Sunil Gavaskar

In an era, when the Indian cricket team’s batting credentials against good pace bowling was largely to suspect, Sunil Gavaskar’s entry to the team as an opener was a Godsend. Sunil Gavaskar has been considered to be one of the all time best opening batsmen in the history of Test cricket. His game was built around a near-perfect technique and enormous powers of concentration.

Gavaskar was the first cricketer in the world to surpass the 10,000 run mark in Test matches, with the biggest number of centuries to his credit during his time. He was the first person to score centuries in both innings of a Test match thrice. He played with equal felicity off both front and back feet, had excellent judgment of length and line, and was beautifully balanced.

Born on July 10, 1949 at Mumbai, to Manohar Gavaskar and Meenal Gavaskar, Sunil started playing cricket right since his school days. His father had been a good club player and his maternal uncle, had been a former Indian Test wicketkeeper.

At the age of 17, Gavaskar was named India’s Best Schoolboy Cricketer of the Year in 1966. He made his debut in the Ranji Trophy in the year 1968 with a match against Karnataka and was out for a zero score. But in the next match, he responded with 114 against Rajasthan in the second match, and two further consecutive centuries saw him selected in the 1970-71 Indian team tour West Indies.

In the five match series he had to miss the first one due to injury. He scored 132 runs in his second match, getting India its first ever Test victory over West Indies. He continued his form throughout the series and scored 774 runs in the next four matches, helping India to made its first ever Test Series victory over West Indies.

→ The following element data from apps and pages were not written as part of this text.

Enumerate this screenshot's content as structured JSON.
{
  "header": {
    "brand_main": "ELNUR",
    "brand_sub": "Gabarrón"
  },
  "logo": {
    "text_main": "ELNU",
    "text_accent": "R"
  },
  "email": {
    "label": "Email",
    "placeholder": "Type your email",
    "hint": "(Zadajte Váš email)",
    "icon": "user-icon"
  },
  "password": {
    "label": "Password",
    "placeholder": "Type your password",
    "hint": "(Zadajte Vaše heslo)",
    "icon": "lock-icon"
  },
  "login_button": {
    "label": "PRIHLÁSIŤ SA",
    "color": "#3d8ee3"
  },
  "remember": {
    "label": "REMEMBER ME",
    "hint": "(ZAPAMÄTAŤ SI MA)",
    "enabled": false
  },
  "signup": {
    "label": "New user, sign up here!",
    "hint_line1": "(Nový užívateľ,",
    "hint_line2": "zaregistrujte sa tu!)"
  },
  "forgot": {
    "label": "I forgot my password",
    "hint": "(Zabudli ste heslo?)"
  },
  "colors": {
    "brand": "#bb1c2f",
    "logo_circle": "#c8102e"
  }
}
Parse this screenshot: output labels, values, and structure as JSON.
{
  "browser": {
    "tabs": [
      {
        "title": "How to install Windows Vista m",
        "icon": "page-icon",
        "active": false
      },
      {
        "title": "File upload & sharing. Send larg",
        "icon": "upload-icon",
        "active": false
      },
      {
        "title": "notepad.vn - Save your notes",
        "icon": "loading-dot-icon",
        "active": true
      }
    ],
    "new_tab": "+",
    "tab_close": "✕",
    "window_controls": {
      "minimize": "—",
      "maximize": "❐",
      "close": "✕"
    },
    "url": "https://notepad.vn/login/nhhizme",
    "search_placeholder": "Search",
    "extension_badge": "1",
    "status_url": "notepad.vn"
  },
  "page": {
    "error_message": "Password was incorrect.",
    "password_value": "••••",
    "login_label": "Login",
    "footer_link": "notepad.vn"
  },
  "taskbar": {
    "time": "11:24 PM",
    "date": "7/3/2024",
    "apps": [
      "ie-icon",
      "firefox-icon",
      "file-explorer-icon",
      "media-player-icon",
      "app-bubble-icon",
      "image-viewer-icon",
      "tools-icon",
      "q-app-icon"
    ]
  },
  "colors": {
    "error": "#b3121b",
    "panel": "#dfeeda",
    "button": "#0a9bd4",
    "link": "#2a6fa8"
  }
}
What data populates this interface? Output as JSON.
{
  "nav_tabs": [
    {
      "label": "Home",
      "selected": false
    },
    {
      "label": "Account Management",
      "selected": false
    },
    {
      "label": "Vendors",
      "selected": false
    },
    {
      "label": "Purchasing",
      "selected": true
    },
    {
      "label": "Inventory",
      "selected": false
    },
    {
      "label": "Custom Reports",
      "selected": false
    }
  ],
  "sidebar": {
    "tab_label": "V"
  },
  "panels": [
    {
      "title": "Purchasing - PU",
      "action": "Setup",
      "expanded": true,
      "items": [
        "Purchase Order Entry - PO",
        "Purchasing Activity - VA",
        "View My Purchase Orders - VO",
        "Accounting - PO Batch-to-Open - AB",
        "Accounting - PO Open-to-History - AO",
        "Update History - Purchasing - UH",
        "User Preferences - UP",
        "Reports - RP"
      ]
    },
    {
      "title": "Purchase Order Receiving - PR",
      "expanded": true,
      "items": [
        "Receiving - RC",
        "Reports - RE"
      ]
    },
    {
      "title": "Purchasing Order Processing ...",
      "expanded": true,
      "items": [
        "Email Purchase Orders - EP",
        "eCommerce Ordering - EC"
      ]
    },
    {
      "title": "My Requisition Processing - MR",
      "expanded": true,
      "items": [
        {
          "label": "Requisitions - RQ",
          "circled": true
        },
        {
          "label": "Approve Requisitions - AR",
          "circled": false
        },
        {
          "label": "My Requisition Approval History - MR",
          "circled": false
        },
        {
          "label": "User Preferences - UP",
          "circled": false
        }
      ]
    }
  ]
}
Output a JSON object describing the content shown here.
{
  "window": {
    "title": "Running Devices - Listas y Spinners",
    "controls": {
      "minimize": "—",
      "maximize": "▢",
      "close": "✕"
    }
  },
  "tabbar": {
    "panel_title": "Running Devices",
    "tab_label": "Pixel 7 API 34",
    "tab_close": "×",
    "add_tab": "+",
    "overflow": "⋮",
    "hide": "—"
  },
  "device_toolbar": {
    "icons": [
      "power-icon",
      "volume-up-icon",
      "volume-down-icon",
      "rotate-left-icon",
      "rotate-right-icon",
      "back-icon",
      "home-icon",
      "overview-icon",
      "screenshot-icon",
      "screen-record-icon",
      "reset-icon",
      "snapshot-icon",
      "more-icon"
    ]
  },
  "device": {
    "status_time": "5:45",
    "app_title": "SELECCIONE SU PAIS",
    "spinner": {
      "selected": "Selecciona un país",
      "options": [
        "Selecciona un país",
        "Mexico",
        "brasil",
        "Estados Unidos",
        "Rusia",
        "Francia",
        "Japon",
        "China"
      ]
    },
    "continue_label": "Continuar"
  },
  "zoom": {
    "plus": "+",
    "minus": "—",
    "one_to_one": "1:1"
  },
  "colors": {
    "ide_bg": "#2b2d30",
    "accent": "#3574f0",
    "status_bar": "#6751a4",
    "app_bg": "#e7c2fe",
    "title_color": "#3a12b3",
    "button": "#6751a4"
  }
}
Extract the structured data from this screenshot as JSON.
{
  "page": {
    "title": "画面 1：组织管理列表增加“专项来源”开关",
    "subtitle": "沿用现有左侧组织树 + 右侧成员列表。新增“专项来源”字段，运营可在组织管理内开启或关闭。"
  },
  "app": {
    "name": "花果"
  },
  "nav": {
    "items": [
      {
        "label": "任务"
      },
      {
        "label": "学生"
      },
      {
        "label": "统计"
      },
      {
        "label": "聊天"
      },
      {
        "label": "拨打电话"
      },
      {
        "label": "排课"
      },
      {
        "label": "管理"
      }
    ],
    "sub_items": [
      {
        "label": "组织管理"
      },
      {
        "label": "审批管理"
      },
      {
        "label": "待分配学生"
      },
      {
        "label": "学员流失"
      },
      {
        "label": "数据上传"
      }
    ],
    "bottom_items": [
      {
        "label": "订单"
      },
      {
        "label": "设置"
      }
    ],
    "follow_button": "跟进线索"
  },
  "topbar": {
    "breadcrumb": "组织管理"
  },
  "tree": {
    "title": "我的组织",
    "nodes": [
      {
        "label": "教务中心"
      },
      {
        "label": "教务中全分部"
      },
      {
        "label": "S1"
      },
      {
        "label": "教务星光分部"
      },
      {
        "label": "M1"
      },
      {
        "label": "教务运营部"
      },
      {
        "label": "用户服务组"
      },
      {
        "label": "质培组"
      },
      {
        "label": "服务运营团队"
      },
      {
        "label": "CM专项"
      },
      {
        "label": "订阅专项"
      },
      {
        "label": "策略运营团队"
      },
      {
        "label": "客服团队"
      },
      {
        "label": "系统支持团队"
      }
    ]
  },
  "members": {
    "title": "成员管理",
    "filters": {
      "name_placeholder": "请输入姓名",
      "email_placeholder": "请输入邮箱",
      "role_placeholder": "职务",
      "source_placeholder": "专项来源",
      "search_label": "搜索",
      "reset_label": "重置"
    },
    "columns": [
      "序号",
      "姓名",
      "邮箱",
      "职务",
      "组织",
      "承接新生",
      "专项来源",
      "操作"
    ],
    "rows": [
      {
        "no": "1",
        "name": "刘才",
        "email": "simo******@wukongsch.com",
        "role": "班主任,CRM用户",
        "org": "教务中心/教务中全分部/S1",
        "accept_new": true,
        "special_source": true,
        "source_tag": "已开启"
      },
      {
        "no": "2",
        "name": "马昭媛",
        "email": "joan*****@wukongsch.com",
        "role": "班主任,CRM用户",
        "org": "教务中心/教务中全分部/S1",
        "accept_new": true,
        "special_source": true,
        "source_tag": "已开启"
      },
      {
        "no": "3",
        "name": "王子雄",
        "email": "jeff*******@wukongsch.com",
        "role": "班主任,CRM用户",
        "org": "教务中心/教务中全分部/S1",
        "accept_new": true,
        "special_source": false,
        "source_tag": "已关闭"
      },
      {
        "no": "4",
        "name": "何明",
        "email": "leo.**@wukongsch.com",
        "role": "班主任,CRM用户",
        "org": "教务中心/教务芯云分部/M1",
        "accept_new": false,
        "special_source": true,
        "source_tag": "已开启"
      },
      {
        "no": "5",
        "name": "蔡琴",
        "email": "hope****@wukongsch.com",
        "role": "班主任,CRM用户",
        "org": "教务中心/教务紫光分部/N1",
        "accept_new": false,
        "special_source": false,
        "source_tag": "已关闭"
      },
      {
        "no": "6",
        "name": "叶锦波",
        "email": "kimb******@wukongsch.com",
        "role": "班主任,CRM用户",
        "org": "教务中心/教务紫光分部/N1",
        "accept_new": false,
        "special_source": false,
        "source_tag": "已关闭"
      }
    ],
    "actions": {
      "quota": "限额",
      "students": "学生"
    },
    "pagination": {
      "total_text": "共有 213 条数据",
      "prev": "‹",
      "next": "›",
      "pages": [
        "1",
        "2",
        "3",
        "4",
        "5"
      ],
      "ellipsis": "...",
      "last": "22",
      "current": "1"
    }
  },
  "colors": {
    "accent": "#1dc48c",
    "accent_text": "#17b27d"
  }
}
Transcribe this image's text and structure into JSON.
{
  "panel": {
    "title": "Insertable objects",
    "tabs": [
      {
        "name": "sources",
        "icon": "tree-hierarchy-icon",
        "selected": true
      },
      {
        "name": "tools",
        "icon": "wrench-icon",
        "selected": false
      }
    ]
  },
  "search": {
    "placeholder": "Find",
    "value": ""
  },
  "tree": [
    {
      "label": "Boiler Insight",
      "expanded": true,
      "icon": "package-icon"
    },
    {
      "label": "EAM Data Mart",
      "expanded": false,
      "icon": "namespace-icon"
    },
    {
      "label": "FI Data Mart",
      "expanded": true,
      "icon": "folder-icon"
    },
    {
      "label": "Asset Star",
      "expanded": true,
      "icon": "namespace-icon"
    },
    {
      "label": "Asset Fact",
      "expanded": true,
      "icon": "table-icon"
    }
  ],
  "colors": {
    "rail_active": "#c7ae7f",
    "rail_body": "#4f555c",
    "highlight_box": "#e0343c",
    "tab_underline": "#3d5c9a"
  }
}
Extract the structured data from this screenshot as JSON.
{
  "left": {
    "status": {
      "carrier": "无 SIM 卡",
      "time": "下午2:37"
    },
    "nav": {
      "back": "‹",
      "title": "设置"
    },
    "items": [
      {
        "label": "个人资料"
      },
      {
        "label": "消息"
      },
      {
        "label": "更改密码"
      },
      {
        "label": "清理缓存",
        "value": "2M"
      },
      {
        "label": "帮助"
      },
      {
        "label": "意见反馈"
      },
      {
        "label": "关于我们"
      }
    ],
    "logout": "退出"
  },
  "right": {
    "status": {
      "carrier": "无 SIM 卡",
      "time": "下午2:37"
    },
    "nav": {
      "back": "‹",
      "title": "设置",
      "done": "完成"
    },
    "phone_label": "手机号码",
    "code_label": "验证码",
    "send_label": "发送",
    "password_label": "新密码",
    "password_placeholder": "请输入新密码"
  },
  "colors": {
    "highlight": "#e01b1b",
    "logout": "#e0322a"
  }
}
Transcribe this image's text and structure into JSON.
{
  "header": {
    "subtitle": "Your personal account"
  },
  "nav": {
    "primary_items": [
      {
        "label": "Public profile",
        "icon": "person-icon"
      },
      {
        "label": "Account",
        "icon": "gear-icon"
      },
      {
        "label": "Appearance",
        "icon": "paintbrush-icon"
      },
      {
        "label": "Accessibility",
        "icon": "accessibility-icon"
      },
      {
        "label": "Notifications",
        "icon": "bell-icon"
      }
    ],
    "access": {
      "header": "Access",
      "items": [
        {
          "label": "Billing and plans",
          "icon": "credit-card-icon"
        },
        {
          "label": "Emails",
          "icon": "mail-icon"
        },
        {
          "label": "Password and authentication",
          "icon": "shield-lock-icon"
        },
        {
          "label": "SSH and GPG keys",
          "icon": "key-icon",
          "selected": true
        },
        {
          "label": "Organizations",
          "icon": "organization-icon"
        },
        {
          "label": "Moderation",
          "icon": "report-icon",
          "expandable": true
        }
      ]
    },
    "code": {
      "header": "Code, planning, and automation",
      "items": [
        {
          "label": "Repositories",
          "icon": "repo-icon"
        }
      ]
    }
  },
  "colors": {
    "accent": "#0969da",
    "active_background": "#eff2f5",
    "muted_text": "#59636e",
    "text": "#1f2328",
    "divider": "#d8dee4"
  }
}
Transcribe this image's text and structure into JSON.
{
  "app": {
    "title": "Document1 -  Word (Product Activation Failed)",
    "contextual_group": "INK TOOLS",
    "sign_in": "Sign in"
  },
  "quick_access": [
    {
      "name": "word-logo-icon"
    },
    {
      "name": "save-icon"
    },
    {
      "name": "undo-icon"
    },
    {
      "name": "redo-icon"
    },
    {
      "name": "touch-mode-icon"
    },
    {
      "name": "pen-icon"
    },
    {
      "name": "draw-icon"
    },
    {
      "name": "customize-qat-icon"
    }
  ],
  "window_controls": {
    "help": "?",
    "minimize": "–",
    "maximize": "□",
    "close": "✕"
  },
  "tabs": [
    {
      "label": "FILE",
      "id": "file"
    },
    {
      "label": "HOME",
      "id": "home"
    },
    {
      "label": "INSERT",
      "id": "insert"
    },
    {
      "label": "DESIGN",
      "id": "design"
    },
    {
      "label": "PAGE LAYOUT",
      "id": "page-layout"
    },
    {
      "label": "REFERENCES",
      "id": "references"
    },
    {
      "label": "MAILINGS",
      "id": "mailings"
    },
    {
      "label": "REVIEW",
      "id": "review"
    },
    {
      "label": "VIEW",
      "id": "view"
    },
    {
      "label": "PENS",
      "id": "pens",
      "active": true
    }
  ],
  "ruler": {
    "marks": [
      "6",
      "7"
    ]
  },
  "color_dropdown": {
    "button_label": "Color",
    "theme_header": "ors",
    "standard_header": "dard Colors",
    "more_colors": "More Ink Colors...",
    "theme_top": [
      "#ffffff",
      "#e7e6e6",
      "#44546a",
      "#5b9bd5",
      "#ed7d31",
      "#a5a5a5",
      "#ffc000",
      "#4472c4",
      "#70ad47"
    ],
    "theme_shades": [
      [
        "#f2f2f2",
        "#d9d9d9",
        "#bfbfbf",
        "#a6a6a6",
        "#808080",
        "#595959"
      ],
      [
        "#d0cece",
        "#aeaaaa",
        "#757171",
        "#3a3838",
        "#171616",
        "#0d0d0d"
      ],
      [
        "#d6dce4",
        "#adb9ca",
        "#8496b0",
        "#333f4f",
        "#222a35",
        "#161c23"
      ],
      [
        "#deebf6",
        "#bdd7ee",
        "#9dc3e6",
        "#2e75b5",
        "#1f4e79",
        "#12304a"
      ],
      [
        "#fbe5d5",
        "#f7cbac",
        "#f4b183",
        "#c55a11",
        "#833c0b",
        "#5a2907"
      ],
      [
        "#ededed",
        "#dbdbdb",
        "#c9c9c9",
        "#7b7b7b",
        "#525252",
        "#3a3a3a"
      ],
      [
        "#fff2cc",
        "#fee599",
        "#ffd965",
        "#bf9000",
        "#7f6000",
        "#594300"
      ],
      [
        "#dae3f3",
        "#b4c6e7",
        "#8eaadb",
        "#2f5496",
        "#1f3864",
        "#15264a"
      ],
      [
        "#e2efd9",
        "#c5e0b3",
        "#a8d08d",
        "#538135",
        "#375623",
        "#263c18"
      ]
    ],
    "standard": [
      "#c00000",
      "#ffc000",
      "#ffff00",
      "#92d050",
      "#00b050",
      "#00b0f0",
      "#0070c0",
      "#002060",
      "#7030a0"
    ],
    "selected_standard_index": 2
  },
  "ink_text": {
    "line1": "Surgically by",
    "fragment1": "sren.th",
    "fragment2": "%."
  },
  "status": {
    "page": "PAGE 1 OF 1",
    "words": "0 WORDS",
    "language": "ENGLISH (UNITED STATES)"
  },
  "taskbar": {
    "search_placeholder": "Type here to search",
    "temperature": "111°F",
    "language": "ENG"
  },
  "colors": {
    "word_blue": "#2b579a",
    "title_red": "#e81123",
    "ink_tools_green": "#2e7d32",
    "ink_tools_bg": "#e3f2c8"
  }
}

Gavaskar was widely admired for his technique against fast bowling, with a particularly high average of around 65 against the West Indies, who possessed the most vicious fast bowling attack in Test history.

In 1977-78 tour to Australia, he scored three consecutive Test centuries in the first three Tests. His twin century against Pakistan in 1978-79, made him the first batsman to score two centuries in one Test on two occasions. However, Gavaskar’s best Test innings came in his last Test match against Pakistan, when on a turning track he scored an amazing 96.

Over the 70s and 80s Gavaskar captained India on many occasions, although his record is less than impressive. Thus he was replaced by Kapil Dev who was a leading pace bowler. His slip fielding was safe, and he became the first Indian cricketer to take over 100 catches in Tests.

Gavaskar made his One Day International (ODI) debut against England, played at the Leeds ground on July 1974. In ODI cricket career, he scored 3092 runs in 108 matches with an average score of 35.13 runs and a highest score of 103 runs. He was also the part of the 1983 Cricket World Cup winning team that won the World Cup in England.

Gavaskar registered his highest Test score against West Indies at Chennai in 1983, equaling Don Bradman’s world record. In overall Test cricket career, Gavaskar played 125 Test matches and scored 10,122 runs with an average of 51.12, including 34 centuries and 45 half-centuries.

Gavaskar played his last Test match against Pakistan in March 1987 and retired after the 1987 Cricket World Cup that was held in India. After retirement he has taken to commentary and holds a position within the ICC. He has also authored four books on cricket, including an autobiography, ‘Sunny Days’.

The Government of India honored him with the Padma Bhushan Award in 1980, and in the same year he was also named the Wisden Cricketer of the Year. The India-Australia Test series is named after Sunil Gavaskar and Allan Border and is called the Border-Gavaskar Trophy.